Exercise brief |
For each line below with the word "Animator", write out a copy.

START Records for this exercise

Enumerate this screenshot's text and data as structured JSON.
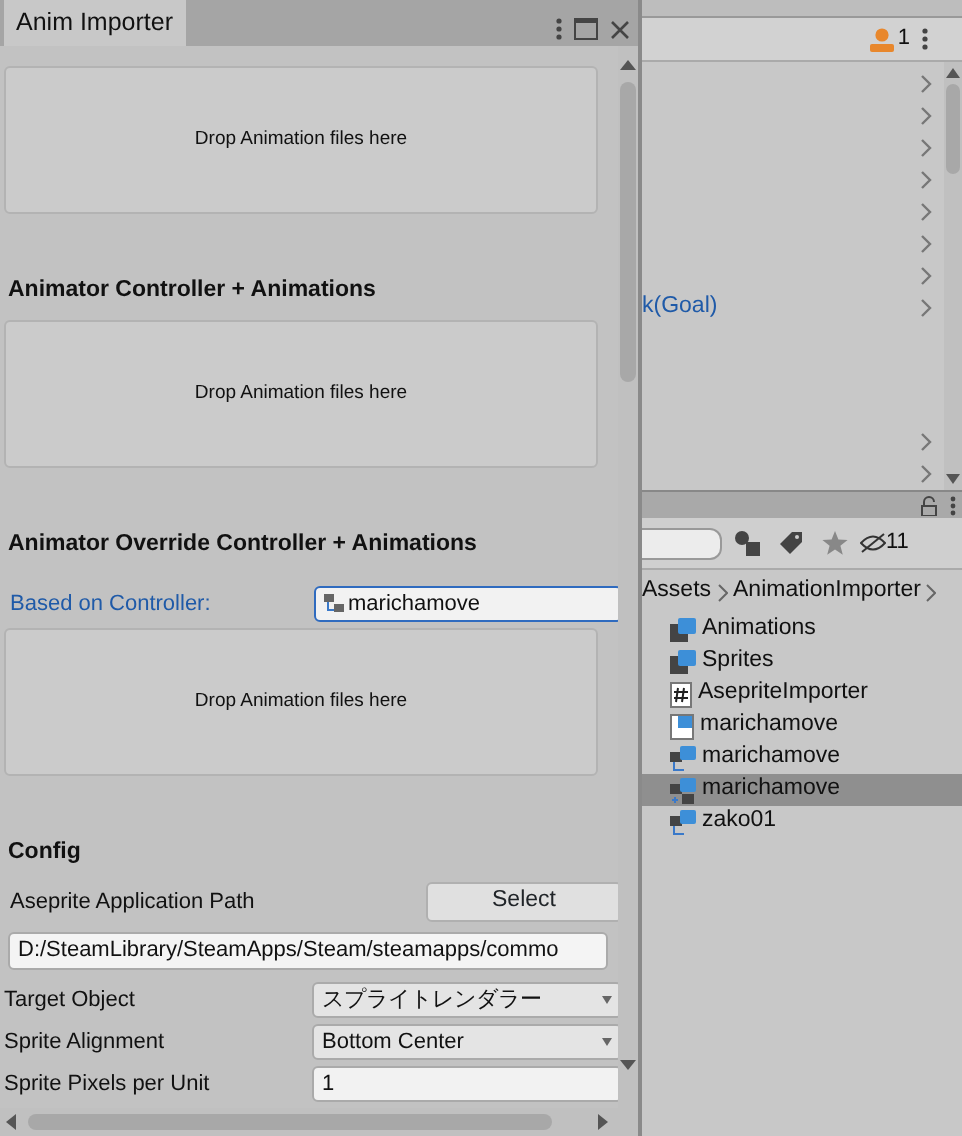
{
  "window": {
    "title": "Anim Importer"
  },
  "blocks": [
    {
      "kind": "drop",
      "text": "Drop Animation files here"
    },
    {
      "kind": "heading",
      "text": "Animator Controller + Animations"
    },
    {
      "kind": "drop",
      "text": "Drop Animation files here"
    },
    {
      "kind": "heading",
      "text": "Animator Override Controller + Animations"
    },
    {
      "kind": "object",
      "label": "Based on Controller:",
      "value": "marichamove"
    },
    {
      "kind": "drop",
      "text": "Drop Animation files here"
    },
    {
      "kind": "heading",
      "text": "Config"
    },
    {
      "kind": "path",
      "label": "Aseprite Application Path",
      "button": "Select",
      "value": "D:/SteamLibrary/SteamApps/Steam/steamapps/commo"
    },
    {
      "kind": "dropdown",
      "label": "Target Object",
      "value": "スプライトレンダラー"
    },
    {
      "kind": "dropdown",
      "label": "Sprite Alignment",
      "value": "Bottom Center"
    },
    {
      "kind": "input",
      "label": "Sprite Pixels per Unit",
      "value": "1"
    }
  ],
  "hierarchy": {
    "count": "1",
    "rows": [
      {
        "kind": "row"
      },
      {
        "kind": "row"
      },
      {
        "kind": "row"
      },
      {
        "kind": "row"
      },
      {
        "kind": "row"
      },
      {
        "kind": "row"
      },
      {
        "kind": "row"
      },
      {
        "kind": "row",
        "label": "k(Goal)"
      },
      {
        "kind": "spacer"
      },
      {
        "kind": "row"
      },
      {
        "kind": "row"
      }
    ]
  },
  "project": {
    "hidden_count": "11",
    "breadcrumb": [
      "Assets",
      "AnimationImporter"
    ],
    "assets": [
      {
        "kind": "folder",
        "label": "Animations",
        "selected": false
      },
      {
        "kind": "folder",
        "label": "Sprites",
        "selected": false
      },
      {
        "kind": "script",
        "label": "AsepriteImporter",
        "selected": false
      },
      {
        "kind": "anim",
        "label": "marichamove",
        "selected": false
      },
      {
        "kind": "controller",
        "label": "marichamove",
        "selected": false
      },
      {
        "kind": "override",
        "label": "marichamove",
        "selected": true
      },
      {
        "kind": "controller",
        "label": "zako01",
        "selected": false
      }
    ]
  }
}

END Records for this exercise

Solution |
      "text": "Animator Controller + Animations"
      "text": "Animator Override Controller + Animations"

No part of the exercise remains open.